Tiberius reportedly marvelled at the beauty of one slave during the sacrifice, which he raped after the ceremony. He also ordered his brother to take part in the procedure. However, when he found out that they both regretted this event, he ordered them both to break their legs. Another time, when a member of the senatorial family visited him on the island, Malonia decided to rape her. When she still resisted, he decided that he would destroy her life. The Roman woman was harassed by lawsuits, which over time led her to commit suicide.
Tiberius also invented kinky games. Namely, he trained little boys to play “fish”. Tiberius was going into the water naked, and young boys dived around him and teased his thighs and phallus with their teeth. The fun did not end with biting, but also sucking on the ruler’s body. With time, Tiberius came up with the devilish idea that he would involve babies in play.
August’s daughter, Julia, was an example of an unfaithful wife. Although in 11 BCE she became the wife of Tiberius, she did not shy away from romance and love outside of the marriage bed. Julia’s scandalous conduct resulted in Tiberius leaving for Rhodes in 6 BCE, who was ashamed of his wife.

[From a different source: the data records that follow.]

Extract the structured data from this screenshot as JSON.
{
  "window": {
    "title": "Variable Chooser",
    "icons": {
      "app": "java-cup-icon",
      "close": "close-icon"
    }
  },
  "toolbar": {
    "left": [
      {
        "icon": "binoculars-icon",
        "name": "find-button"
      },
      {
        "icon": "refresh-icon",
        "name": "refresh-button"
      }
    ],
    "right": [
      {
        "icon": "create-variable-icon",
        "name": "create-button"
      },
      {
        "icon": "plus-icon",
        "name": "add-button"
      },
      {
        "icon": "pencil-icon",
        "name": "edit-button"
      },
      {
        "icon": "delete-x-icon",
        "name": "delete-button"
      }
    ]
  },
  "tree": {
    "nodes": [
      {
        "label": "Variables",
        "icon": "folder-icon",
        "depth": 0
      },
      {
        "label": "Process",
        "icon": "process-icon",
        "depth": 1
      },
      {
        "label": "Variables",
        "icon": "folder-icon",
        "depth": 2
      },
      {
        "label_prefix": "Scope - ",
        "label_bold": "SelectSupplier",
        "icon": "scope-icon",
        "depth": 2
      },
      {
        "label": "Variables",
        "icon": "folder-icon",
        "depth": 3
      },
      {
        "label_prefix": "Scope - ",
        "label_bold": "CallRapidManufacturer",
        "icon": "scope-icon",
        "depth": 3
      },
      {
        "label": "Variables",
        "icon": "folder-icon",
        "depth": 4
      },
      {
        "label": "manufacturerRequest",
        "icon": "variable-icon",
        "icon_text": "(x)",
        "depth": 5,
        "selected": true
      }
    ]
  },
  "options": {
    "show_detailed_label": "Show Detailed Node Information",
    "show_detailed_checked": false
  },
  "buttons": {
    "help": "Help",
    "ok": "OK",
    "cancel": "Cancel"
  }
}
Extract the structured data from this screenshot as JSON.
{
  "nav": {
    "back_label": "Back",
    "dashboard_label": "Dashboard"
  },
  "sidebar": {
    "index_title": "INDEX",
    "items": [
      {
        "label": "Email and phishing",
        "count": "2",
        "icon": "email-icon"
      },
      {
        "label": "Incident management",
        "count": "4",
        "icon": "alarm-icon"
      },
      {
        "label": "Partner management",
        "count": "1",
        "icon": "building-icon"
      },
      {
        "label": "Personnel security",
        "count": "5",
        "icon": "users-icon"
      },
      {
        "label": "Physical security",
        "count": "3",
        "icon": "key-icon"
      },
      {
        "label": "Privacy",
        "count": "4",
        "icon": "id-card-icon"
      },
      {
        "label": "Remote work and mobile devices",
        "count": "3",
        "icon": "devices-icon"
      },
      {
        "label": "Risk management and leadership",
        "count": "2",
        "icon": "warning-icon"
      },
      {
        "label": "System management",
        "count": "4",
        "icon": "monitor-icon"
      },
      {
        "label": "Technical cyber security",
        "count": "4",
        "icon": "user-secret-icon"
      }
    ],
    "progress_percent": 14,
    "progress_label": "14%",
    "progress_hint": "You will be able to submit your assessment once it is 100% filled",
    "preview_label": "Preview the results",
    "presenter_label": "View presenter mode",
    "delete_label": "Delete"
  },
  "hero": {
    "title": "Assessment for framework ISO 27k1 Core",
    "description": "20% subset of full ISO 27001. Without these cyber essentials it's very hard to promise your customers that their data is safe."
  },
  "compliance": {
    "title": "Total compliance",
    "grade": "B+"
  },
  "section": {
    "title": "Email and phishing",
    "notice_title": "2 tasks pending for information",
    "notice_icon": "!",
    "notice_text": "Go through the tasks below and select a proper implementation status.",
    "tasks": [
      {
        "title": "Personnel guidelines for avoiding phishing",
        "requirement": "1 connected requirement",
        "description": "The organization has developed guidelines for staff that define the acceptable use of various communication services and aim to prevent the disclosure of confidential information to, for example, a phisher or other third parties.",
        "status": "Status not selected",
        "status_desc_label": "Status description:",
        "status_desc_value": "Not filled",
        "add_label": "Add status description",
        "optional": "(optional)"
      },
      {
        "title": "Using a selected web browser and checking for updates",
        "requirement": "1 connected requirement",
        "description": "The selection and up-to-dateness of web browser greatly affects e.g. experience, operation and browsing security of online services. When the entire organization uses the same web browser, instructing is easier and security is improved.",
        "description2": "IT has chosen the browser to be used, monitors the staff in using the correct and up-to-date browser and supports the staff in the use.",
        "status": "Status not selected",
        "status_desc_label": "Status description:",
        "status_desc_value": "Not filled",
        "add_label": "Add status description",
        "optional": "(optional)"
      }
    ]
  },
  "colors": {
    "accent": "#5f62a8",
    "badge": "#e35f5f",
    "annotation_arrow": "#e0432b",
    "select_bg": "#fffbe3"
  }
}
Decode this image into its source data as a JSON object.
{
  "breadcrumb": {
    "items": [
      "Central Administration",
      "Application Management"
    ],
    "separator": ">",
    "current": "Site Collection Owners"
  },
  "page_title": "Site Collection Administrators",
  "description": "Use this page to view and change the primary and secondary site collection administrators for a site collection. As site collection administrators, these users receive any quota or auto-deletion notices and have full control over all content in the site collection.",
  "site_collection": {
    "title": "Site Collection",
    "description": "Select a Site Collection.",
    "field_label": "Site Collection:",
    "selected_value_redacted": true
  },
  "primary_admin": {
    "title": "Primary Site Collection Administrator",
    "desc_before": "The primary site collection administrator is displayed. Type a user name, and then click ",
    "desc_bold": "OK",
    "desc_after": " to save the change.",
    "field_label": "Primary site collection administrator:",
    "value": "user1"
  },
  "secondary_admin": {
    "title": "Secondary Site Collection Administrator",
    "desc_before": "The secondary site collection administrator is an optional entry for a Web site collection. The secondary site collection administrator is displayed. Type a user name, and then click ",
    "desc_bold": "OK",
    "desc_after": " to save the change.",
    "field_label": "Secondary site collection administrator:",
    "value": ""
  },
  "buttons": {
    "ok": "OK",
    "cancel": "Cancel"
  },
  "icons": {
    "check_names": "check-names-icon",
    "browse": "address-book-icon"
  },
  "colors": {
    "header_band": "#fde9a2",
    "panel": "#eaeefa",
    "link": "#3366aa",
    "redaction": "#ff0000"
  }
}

Among her lovers were Iullus Antonius, Tiberius Quinctius Crispinus, Tiberius Sempronius Gracchus, Appius Claudius Pulcher and Cornelius Scipio, representatives of the most famous Roman families. This points to the existence of a political basis for these relationships as well. It should be noted, however, that she also did not avoid lovers of worse birth.
Julia’s scandalous behaviour was a crack in Octavian’s “mental reform” in Rome. The emperor sought to restore the ancient Roman moral and religious virtues, and Julia only ridiculed him. Ultimately, August on behalf of Tiberius sent Julia the divorce papers. In the same year, Augustus sent her into exile on the island of Pandateria, where she lived in very harsh conditions. She died in the Regium, probably on the orders of the already ruling Tiberius.
Sporus is an example of the tragic fate of a slave. He was a Roman slave who liked Emperor Nero as it reminded him of his late wife Poppaea Sabina (which he actually killed with a kick to the pregnant belly). Nero ordered the boy to be castrated and in the fall of CE 66, during the Emperor’s journey through Greece, he married him.
After castration, the eunuch was given a female name, Sabina, of course. From then on, he dressed like a woman, had to do all female activities, always surrounded by other women. Nero promised great honours and a monetary reward to anyone who could make the boy a real woman. Sporus accompanied Nero until the end, but when the emperor demanded that they commit suicide together, the boy escaped. No sources say whether Sporus reciprocated Nero’s feelings.
One of the disgusting ideas of Emperor Elagabalus was to marry a Greek slave named Hierocles. Officially, their relationship did not have legal force, because the ancient Romans did not envisage the institution of homosexual marriage.
Hierocles became the emperor’s favourite when he fell from the chariot in front of the imperial box during the Games, and his helmet slipped off his head, revealing the face of the coachman. The teenage emperor was delighted with his beautiful blonde hair and immediately ordered him to be brought to the palace, bestowing his favours. The emperor would then say: “I am glad to be called the mistress, consort, queen of Hierokles.”
Finally, Elagabalus again. As is well known, Emperor Elagabalus was famous for his transgender-orgiastic behaviour. There is a message that the young ruler wanted to undergo gender reassignment which was impossible at the time.
In the end, he was distracted from this idea, which would certainly have ended in his death.